I disagree, swabby. It always counts because the bottom line, eventually, maybe not today, maybe not tomorrow, but soon (an I am begining to believe more and more in my lifetime) these folks will loose. When they do it will become as Pam stated in her post on NOM and the Maine Campaign Finance loss pyrric victory. One that will leave a legacy of smarting for those who were not on the right side of history. Yeah, it’s hard; change is never easy, but it happens, even if, as Queen Laifah’s character says in Hairspray, one toe at a time.
In addition to combating the meme from the anti-gay groups, we, also, need to combat the apathay from people who may not go to the polls because there’s nothing of interest for them to vote on. The amendment doesn’t effect them directly, so *shrug*. We’re starting to see a change in that with businesses speaking up about the harm it causes to them for recrutment and retention. An argument that is helped by seening places where marriage equality is law and it’s tangible economic impact. We need to run more with this ball and get to making people care. Making them see who it may not effect them directly, but how it can and will effect them indirectly. If we do this, coupled with battling the decade plus old “protect marriage” parroting, then we can really achieve some change.
So feel a bit down for a little while, swabby, but then roll up your sleves and get to work to do everthing you can to ensure that this DOESN’T pass.

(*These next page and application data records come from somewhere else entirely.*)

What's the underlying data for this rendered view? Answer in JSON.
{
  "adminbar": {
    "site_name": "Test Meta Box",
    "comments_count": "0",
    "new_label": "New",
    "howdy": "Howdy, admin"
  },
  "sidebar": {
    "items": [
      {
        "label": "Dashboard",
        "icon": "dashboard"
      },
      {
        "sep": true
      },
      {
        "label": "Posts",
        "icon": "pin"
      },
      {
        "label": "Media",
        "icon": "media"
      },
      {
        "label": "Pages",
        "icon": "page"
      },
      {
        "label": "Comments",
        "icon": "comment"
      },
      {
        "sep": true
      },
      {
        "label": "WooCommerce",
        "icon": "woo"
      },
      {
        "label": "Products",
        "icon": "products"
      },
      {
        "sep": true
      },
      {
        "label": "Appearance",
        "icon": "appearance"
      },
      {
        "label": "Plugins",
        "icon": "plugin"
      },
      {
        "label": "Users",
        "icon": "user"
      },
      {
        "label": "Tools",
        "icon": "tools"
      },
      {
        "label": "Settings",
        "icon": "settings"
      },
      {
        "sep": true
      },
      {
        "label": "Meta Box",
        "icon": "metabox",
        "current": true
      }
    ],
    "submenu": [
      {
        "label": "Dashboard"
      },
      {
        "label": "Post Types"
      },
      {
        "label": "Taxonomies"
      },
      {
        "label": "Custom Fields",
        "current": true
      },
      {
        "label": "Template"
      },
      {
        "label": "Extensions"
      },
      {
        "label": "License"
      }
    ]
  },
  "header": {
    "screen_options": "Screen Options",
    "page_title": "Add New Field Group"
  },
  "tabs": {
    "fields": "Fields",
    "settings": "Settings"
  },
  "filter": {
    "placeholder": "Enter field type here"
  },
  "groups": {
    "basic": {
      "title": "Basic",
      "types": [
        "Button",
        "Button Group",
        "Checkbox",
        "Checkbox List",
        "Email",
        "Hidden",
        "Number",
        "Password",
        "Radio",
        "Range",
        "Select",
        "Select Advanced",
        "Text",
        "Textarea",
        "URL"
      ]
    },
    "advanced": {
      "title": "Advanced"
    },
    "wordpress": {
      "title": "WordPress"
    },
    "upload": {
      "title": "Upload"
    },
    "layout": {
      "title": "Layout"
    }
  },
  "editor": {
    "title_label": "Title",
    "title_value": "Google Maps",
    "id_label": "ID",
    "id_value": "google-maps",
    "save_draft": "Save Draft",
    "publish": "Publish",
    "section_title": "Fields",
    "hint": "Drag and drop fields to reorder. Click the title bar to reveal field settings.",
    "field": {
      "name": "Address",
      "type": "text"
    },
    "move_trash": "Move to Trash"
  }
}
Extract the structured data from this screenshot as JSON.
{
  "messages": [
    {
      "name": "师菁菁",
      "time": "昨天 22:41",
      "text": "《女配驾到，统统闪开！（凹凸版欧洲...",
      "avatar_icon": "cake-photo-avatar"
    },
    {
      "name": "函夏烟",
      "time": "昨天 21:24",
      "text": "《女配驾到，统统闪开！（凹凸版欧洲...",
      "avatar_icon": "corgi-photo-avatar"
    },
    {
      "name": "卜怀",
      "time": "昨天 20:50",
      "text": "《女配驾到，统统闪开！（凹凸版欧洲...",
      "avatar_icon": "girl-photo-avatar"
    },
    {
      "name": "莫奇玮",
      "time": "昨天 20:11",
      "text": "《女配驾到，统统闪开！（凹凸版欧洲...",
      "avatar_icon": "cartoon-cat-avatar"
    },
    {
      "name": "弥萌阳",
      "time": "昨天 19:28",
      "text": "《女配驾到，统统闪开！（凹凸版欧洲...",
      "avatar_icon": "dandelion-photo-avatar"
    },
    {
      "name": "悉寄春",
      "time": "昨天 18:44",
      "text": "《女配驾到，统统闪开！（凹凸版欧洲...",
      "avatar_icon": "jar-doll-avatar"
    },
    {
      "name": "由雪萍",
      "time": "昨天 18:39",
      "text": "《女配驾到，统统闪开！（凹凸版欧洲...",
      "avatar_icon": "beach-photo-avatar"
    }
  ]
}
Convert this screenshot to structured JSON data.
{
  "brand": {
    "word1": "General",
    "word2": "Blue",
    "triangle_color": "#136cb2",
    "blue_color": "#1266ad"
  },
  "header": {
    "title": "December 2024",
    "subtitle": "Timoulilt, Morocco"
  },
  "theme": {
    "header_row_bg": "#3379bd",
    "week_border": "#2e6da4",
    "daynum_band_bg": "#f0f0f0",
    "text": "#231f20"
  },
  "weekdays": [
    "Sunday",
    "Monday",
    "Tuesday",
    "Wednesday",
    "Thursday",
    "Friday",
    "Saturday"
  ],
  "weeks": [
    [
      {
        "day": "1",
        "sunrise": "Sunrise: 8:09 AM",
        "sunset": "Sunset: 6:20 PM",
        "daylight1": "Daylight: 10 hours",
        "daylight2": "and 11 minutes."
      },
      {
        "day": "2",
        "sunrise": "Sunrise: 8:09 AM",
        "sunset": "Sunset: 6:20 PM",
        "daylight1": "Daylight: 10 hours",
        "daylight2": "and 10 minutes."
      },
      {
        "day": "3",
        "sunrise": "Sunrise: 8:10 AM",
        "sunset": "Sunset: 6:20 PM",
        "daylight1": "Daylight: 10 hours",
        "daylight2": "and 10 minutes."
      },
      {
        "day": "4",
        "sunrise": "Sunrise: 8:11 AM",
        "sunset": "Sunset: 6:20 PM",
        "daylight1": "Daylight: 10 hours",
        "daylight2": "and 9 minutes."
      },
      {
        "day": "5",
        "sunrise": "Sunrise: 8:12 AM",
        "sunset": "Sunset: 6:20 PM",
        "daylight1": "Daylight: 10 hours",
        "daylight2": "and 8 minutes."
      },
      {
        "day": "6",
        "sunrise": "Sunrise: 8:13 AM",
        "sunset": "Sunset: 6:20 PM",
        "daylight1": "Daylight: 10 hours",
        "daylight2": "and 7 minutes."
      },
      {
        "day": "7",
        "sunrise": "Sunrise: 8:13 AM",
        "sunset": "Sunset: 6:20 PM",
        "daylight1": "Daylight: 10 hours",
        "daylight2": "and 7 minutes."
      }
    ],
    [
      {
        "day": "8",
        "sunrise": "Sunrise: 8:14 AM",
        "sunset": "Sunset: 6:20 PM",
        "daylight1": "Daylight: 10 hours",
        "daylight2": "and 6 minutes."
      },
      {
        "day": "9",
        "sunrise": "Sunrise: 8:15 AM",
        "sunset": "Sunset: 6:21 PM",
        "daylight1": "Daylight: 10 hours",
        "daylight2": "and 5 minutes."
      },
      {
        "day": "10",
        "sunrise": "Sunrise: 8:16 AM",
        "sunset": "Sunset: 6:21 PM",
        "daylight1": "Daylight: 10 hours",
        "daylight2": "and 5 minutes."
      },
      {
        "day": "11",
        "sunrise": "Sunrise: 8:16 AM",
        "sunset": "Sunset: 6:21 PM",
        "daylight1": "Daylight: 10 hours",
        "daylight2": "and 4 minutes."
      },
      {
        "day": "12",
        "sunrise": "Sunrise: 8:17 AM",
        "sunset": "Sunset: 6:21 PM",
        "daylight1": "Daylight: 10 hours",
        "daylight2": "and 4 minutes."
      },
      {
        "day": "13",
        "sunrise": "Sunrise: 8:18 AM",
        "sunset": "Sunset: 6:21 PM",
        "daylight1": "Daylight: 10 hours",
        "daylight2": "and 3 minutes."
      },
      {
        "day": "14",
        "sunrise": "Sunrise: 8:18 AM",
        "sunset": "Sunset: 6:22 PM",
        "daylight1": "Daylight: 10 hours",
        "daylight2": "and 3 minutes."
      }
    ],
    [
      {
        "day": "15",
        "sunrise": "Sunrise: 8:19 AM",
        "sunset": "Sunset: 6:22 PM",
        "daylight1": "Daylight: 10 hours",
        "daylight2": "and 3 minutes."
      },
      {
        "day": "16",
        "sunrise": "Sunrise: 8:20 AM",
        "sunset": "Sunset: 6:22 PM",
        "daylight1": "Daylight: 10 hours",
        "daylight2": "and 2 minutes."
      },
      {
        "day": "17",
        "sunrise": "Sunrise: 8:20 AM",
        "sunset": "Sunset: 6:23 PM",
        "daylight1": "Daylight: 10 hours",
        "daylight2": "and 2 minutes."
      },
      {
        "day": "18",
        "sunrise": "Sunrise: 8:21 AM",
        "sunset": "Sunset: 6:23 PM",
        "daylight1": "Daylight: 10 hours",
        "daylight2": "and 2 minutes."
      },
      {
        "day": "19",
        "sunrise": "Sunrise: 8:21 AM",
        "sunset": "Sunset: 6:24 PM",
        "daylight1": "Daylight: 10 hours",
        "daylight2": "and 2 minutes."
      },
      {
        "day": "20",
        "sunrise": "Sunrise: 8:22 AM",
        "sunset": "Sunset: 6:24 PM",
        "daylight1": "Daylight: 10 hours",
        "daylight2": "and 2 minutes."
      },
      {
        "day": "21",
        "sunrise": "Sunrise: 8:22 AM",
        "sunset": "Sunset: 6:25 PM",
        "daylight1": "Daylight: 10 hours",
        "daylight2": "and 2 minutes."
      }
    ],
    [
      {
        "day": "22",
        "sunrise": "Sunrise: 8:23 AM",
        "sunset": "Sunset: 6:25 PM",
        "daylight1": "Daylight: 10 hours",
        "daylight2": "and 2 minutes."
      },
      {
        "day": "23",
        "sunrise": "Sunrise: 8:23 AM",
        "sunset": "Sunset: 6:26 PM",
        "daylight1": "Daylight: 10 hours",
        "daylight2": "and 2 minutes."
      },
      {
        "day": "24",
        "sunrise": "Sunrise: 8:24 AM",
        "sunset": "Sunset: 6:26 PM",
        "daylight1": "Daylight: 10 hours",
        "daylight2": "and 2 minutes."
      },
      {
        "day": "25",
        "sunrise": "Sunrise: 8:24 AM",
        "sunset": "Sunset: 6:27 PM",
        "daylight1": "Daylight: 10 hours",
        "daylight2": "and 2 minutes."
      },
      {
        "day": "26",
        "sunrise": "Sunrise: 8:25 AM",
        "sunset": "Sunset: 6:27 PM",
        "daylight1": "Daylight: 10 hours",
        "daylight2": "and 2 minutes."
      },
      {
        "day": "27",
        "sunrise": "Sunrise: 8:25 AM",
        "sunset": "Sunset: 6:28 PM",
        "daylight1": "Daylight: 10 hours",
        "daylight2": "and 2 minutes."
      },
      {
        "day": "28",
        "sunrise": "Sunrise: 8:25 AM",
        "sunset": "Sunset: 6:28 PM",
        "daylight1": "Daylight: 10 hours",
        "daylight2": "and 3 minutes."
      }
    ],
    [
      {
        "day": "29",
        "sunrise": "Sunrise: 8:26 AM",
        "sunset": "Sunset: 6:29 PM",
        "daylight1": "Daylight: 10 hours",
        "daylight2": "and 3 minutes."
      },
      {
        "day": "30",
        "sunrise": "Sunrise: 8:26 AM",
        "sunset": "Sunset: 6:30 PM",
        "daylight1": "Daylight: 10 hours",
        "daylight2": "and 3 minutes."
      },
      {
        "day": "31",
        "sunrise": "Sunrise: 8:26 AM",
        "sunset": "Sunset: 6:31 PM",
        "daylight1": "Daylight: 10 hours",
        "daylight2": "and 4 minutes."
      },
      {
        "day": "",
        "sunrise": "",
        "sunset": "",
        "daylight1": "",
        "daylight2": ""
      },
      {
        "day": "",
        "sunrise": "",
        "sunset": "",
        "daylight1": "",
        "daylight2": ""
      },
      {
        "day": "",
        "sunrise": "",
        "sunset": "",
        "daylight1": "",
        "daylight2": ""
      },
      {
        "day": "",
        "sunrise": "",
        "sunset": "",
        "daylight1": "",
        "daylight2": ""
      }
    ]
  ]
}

We should challange this bull-ca-ca-doo-doo wherever we find it. Thanks for the info on the 20 year old study, Pam. I’m sure there are some HIV POZ people who have managed to outlive the study itself.
Kudos to Robert Kellogg for challanging the group to meet in a more diverse setting.
Whenever we are in some kind of setting such as this, we should challange the speakers. Challange them with knowledge like Pam provides as well as challanging their ides of normal, moral, evil, etc. How would Rep. Torbett have responded if a member of the GLBT community stood up and asked “Am I evil?” just to dare him to say it directly to someone he’s speaking blanketly about and to say infront of a crowd of onlookers. What minds might have been changed (or at least started to question their belief) had they known the study Sen. Forrester study was 20 years old. Don’t let biggotry lie (in the literal and figurative sense), prod it, poke it, move it toward tolerance and acceptance!
cowboyram commented on the blog post Per Save California, Gay Activists Are “Kidnapping The Brains Of Our Kids”
I almost laughed out loud when Thomasson talks about the purpose of history is to learn lessons of the past and learn about what was wise and good vs. wicked and foolish. Did he even realize that he’s talking about the exact reason why GLBT figures should be included. It’s to learn lessons about our past and the wise and good from it. As to the wicked and foolish, I’m sure kids will be learning about that when they study Thomasson and NOM and other anti-gay organizations both now and definitely in the coming years.
As to the gays are diseased claims, that has to do with education, too. The reason for infection of HIV or ANY disease is due to lack of education (and lack of self-esteem caused by invisibility of GLBT people who have contributed to society. [duh!]). HIV infection doesn’t happen because your gay, it happens because your not educated about how to protect yourself from infection or you are educated by your careless about implementing what you know when you need to. HIV has nothing to do with demographics and does not discriminate about who it infects. The only discrimination related to HIV is the foolishness that comes out of the mouths of folks like Thomasson, which reminds me of the Bible; when Jesus talked about the only thing that defiles the body is what comes out of it!
I hope that Chaz mops up the floor with ALL the competition. How sweet would the revenge of that success be. Go Chaz!